Chronic Stress and Digestive Function 

Digestion is rapidly inhibited during stress. Blood flow is diverted away from digestive organs, gastrointestinal enzymes responsible for breaking down food decrease, and peristalsis (the muscular contractions of the intestines that help move food along) is inhibited. When facing a critical threat, this is beneficial. Digestion is not immediately necessary and blood flow is redistributed to other working tissues, such as the muscles needed for fight or flight. When stress becomes chronic, however, this alters the flow of the digestive system and it no longer functions efficiently. Stress can also increase markers of gastrointestinal inflammation and is related to conditions such as irritable bowel syndrome, ulcers, Crohn’s disease and ulcerative colitis. 

Chronic Stress and Mental Health 

Chronic stress can negatively impact mood, and high levels of stress are related to increased rates of both depression and anxiety. Prolonged exposure to cortisol and other corticosteroids can increase feelings of anxiety and contribute to the development of depression. Elevated cortisol levels are often seen in individuals with major depression, and animals with high corticosteroid levels show symptoms of depression, such as poor sleep, locomotor changes, reduced appetite and low libido. Additionally, individuals exposed to early-life stress are more likely to experience clinically significant mental health outcomes in adulthood. 

Chronic Stress and Disease 

Inflammation is part of the immune response to illness or injury, where white blood cells, antibodies and cytokines defend compromised tissues. Like stress, this is beneficial in the short term. Chronic inflammation, however, promotes the development of most chronic diseases. Unchecked stress can incite or perpetuate systemic inflammation, and research reveals that stress is a common risk factor in 75 to 90% of modern diseases, including cardiovascular disease, diabetes, liver disease, Alzheimer’s disease and cancer. 

The Benefits of Stress 

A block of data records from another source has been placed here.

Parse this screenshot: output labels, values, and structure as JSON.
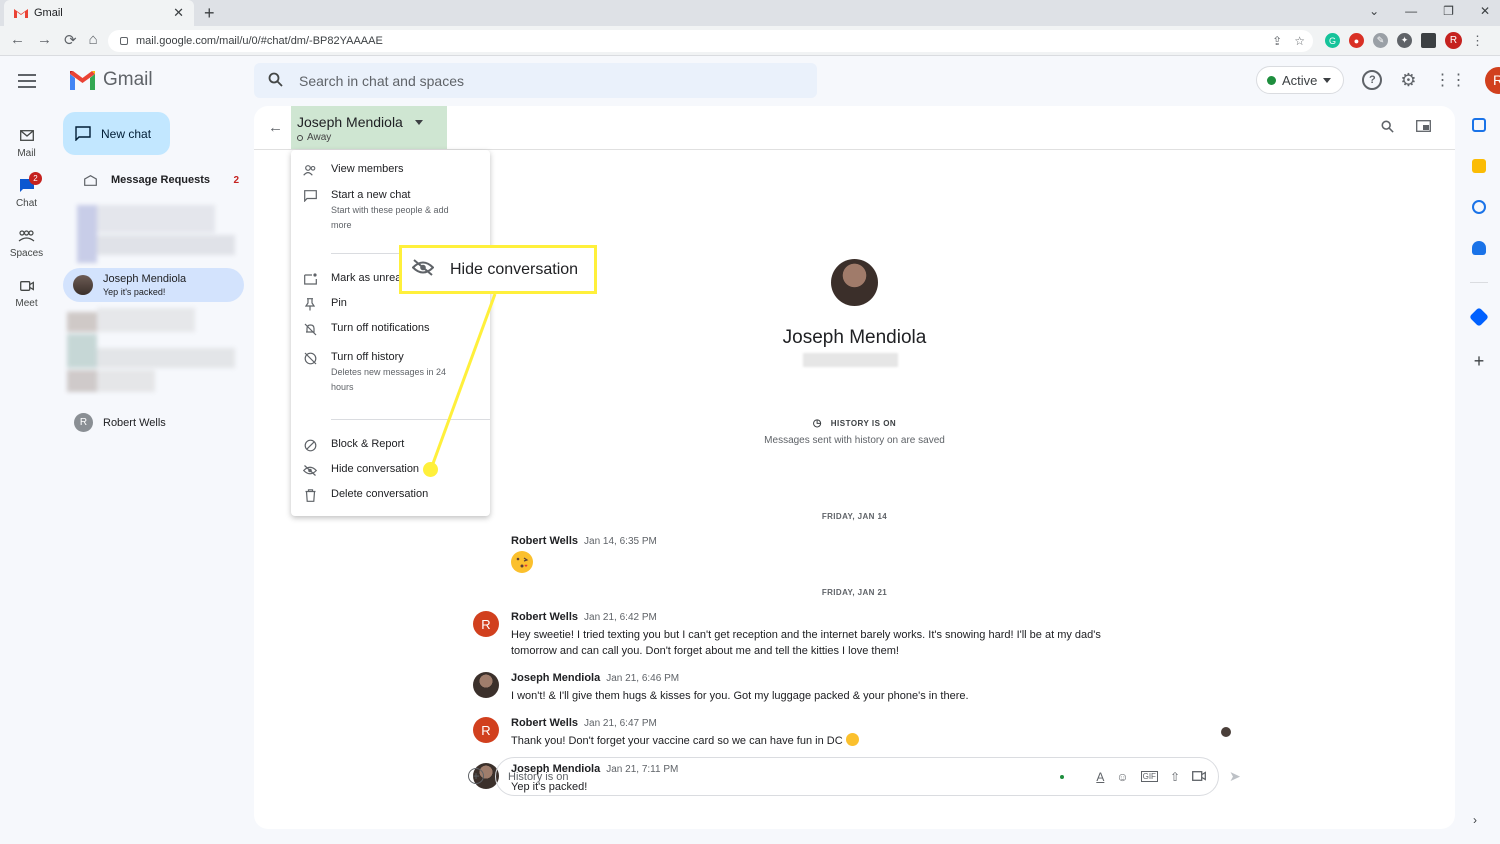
{
  "browser": {
    "tab_title": "Gmail",
    "tab_close": "✕",
    "new_tab": "+",
    "url": "mail.google.com/mail/u/0/#chat/dm/-BP82YAAAAE",
    "profile_letter": "R",
    "window_controls": [
      "⌄",
      "—",
      "❐",
      "✕"
    ],
    "nav_icons": [
      "←",
      "→",
      "⟳",
      "⌂"
    ]
  },
  "gmail": {
    "app_name": "Gmail",
    "search_placeholder": "Search in chat and spaces",
    "status_label": "Active",
    "account_letter": "R"
  },
  "rail": [
    {
      "label": "Mail",
      "icon": "mail-icon"
    },
    {
      "label": "Chat",
      "icon": "chat-icon",
      "badge": "2"
    },
    {
      "label": "Spaces",
      "icon": "spaces-icon"
    },
    {
      "label": "Meet",
      "icon": "meet-icon"
    }
  ],
  "chat_list": {
    "new_chat": "New chat",
    "message_requests": "Message Requests",
    "message_requests_count": "2",
    "selected": {
      "name": "Joseph Mendiola",
      "preview": "Yep it's packed!"
    },
    "other": {
      "name": "Robert Wells",
      "initial": "R"
    }
  },
  "header": {
    "name": "Joseph Mendiola",
    "status": "Away"
  },
  "menu": {
    "view_members": "View members",
    "start_new_chat": "Start a new chat",
    "start_new_chat_sub": "Start with these people & add more",
    "mark_unread": "Mark as unread",
    "pin": "Pin",
    "turn_off_notifications": "Turn off notifications",
    "turn_off_history": "Turn off history",
    "turn_off_history_sub": "Deletes new messages in 24 hours",
    "block_report": "Block & Report",
    "hide_conversation": "Hide conversation",
    "delete_conversation": "Delete conversation"
  },
  "callout": {
    "label": "Hide conversation",
    "color": "#fff03b"
  },
  "conversation": {
    "contact_name": "Joseph Mendiola",
    "history_label": "HISTORY IS ON",
    "history_sub": "Messages sent with history on are saved",
    "date1": "FRIDAY, JAN 14",
    "date2": "FRIDAY, JAN 21",
    "messages": [
      {
        "sender": "Robert Wells",
        "time": "Jan 14, 6:35 PM",
        "text": ""
      },
      {
        "sender": "Robert Wells",
        "time": "Jan 21, 6:42 PM",
        "text": "Hey sweetie! I tried texting you but I can't get reception and the internet barely works. It's snowing hard! I'll be at my dad's tomorrow and can call you. Don't forget about me and tell the kitties I love them!"
      },
      {
        "sender": "Joseph Mendiola",
        "time": "Jan 21, 6:46 PM",
        "text": "I won't! & I'll give them hugs & kisses for you. Got my luggage packed & your phone's in there."
      },
      {
        "sender": "Robert Wells",
        "time": "Jan 21, 6:47 PM",
        "text": "Thank you! Don't forget your vaccine card so we can have fun in DC"
      },
      {
        "sender": "Joseph Mendiola",
        "time": "Jan 21, 7:11 PM",
        "text": "Yep it's packed!"
      }
    ],
    "composer_placeholder": "History is on"
  },
  "colors": {
    "accent": "#c2e7ff",
    "selected_chat": "#d3e3fd",
    "header_highlight": "#cfe6d2",
    "avatar_red": "#d1401e"
  }
}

While it may seem that stress is inherently negative, it can be beneficial. Stress can boost cognition, motivation, memory, creativity, vigilance and perseverance. Furthermore, the way we perceive a stressor has a significant impact on how it affects us. Simply viewing a stressor as a “challenge” rather than a “threat” yields better physical and psychological consequences. Stress mindsets (our attitudes and beliefs about the effects of stress) alter our behavioral and psychological responses to threats, and thus, our long-term outcomes. For example, a study examining the association of perceived stress and depression in college students found that the higher the level of stress perception the more likely the person is to experience depression. 

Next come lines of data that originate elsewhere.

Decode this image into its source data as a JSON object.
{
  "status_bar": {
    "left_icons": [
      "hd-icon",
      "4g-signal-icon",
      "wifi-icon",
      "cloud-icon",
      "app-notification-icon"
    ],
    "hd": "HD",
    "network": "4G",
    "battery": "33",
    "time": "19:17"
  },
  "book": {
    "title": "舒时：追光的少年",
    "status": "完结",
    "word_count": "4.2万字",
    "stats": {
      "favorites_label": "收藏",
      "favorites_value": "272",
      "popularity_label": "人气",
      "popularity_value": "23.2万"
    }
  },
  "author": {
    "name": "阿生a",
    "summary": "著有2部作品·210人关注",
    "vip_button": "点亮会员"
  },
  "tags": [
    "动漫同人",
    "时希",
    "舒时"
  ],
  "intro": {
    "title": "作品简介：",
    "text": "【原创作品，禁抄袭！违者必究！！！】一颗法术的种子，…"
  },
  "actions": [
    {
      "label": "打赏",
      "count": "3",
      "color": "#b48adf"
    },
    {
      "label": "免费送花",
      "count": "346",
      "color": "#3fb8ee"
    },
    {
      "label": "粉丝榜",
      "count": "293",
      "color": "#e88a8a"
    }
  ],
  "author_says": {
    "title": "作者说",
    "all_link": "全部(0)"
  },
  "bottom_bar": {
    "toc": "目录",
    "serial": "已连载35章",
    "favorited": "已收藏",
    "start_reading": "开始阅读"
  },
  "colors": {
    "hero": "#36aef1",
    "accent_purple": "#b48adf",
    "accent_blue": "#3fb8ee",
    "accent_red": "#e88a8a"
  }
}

To objectively test the effect of mindset on the physiological stress response, researchers set up an experiment involving a mock interview and measured two stress hormones: cortisol and dehydroepiandrosterone (DHEA). As mentioned earlier, cortisol is behind some of the deleterious effects of chronic stress. It helps break down stored fuel and inhibit unnecessary systems during the stress response, but chronically high levels can hamper health. DHEA also rises during a stress response, and promotes brain growth and recovery and affects emotions, immune reactions, mood and behavior because it easily crosses the brain-blood barrier. Researchers randomly assigned participants to watch either a “stress is enhancing” or “stress is debilitating” video before their mock interviews. They found that, compared to the “stress is debilitating” group, those who watched the “stress is enhancing” video had a dramatically greater rise in DHEA, which is linked to improved health outcomes in response to stress. 

Stress is a natural part of life. When unchecked, the body’s physiological response can negatively impact health. However, your mindset can transform your stress response, allowing it to enhance creativity, motivation and perseverance, ultimately helping you become more resilient in the face of future stressors.

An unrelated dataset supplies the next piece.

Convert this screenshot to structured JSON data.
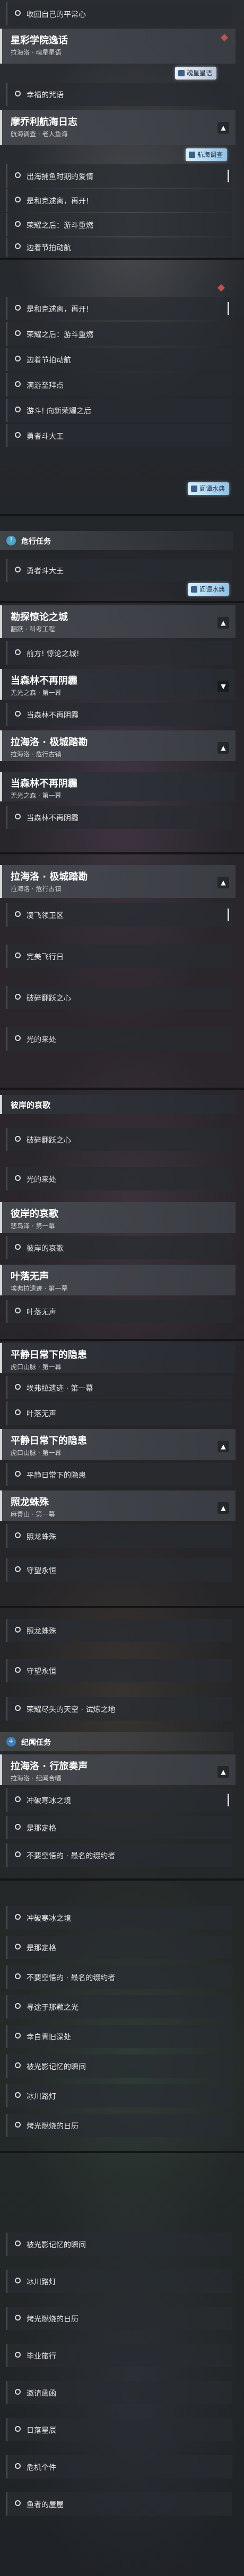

If you are interested in learning more about how nutrition, physical activity, sleep, breathing and social connections impact mental health, check out this continuing education course from ACE: A Holistic Approach to Mental Health (worth 0.5 ACE CECs).